The FIDO science server at Washington University posted experiment data records in near real time for the team's use. These included images from the Pancam, Navcam, Hazcams and Bellycams, data from the Infrared Point Spectrometer and the Color Microscopic Imager, and field notes of activities for each day.
The Core Operations Team (COT) mission control was located on-site at Silver Lake. It included Ray Arvidson or Steve Squyres as COT chief, planning engineers, a WITS expert, and a small group of science team members. The remainder of the science team participated using WITS and the internet through a satellite. Personnel in the field viewing the rover included a site geoscientist, engineers maintaining the rover and its instruments, and personnel doing total station measurements to document rover locations for comparison with locations obtained from rover telemetry.
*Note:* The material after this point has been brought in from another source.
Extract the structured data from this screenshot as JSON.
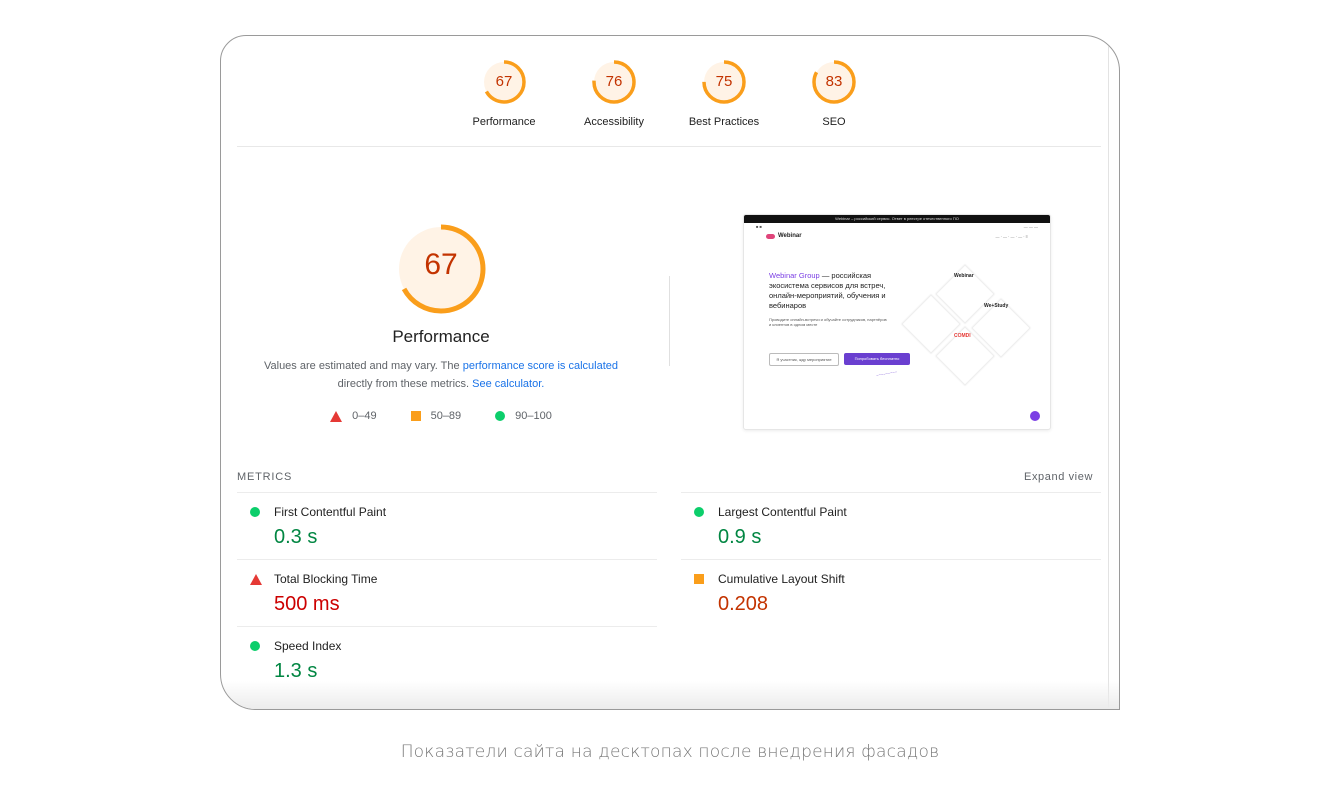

Traverse planning activities utilized orbital and simulated descent images, and Pancam and Navcam images. Science targets were selected using Pancam and Infared Point Spectrometer data. The targets (primarily rocks) were examined with the microscopic imager and Mössbauer Spectrometer, and then drilled.
Groups of students from four high schools formed the L.A.P.I.S. Student Test Mission team (from Los Angeles, CA, Phoenix, AZ, Ithaca, NY, and St. Louis, MO) and planned the use of FIDO for two days via the internet. Each group was responsible for producing a different part of the integrated student mission, including creating a mission plan, developing education/outreach materials, participating in on-site field documentation, and posting logs and data on a student-run web site. The work of the LAPIS Student Test Mission will result in publication of a CD-ROM with their plans and the results from their activities.
This pilot educational program, designed to involve small groups of students actively in rover testing, allowed the students to gain experience with the science, engineering, and planning necessary to run a rover mission. They also learned new math and science concepts, interacted with rover scientists and engineers through teleconferences and email, and became more interested in careers in science and engineering.